Carlton’s historian DR NL Stevenson, in his history of the club published in 1945, described the first three years of Carlton’s cricketing history – from the club’s inception in 1863 to their move to Grange Loan in 1866. …
“In the early ‘60s it was the general practice in Scotland for cricket matches to begin at noon and, irrespective of both innings, play was continued till the hour agreed upon for the drawing of stumps.
Scores, on the whole, were small in club games and two-innings matches were frequently completed. A team, 60 runs of more behind on the first innings, had to follow on; but only one innings by each side was needed for a definite result.
On many grounds every hit was run out. On others a boundary counted as “3 notches”, while for a hit out of the ground the batsman was credited with either 4 runs or 5. Six runs for such hits were introduced much later.
In Edinburgh and district, at that time, there were two categories of cricket club. The upper category included the Grange, founded in 1832 and then in the “wilderness” between their tenure of Grove Street Ground and Raeburn Place, which was opened in 1872. The second grade embraced a host of Meadows and Stockbridge Park clubs [including] Carlton – the only club of them all which has survived!
The earliest picture of a Carlton side - the class of 1877
For two seasons, when the Club’s colours were “blue with white 6-inch hoops”, Carlton played almost all their matches on the Meadows. Against opponents in the matches played on the Meadows and at Stockbridge Park, the Carlton players were almost invariably successful, and this reason, with probably the additional fact that they were the only Meadows team to turn out in white flannels, led to their securing fixtures in 1865 with clubs in possession of private grounds.”
Possibly the earliest ever Carlton match report.
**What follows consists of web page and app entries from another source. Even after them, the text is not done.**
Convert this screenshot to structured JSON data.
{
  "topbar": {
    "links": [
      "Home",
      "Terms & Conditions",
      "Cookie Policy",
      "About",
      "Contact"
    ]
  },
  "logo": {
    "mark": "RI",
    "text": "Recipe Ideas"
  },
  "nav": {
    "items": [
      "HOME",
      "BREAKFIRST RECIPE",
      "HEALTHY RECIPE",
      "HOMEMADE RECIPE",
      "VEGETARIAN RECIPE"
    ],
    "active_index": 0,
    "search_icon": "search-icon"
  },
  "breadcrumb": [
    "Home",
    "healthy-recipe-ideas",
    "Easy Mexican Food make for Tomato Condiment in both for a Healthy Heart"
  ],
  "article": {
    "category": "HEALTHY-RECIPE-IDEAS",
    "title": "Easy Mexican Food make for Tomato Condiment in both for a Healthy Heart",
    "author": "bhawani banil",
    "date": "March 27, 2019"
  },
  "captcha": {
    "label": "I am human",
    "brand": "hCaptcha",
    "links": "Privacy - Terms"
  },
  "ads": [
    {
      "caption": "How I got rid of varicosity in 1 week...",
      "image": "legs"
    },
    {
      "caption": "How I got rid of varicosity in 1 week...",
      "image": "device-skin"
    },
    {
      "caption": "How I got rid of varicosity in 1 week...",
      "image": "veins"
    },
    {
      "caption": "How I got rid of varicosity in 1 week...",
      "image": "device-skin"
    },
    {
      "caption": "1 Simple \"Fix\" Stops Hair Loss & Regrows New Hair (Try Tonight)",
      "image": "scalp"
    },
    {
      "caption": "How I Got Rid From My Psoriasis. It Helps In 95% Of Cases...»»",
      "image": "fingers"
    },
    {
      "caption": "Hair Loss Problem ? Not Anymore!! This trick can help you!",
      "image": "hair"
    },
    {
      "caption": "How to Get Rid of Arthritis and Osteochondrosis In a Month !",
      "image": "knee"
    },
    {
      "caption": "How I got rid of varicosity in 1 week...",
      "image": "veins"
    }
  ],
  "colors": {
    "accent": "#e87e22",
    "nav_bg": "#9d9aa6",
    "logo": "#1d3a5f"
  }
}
From The Scotsman in 1864.
Stevenson found that the first internal record of the club’s early days came in verse form, celebrating the success of 1865. Although not in the Fantasy Bob class of poetry, it stands as an interesting record of a time long gone:
“To celebrate another year, the Carlton meet once more
With bright and happy memories of 1864.
We’ve been as busy all the year as bees within a hive,
And we’ve thrashed the best of cricket clubs in 1865"
By 1866 Carlton were playing “away” games only, and the Club considered it had reached a point that justified the securing of a private ground..
But the move to Grange Loan is another story for another day...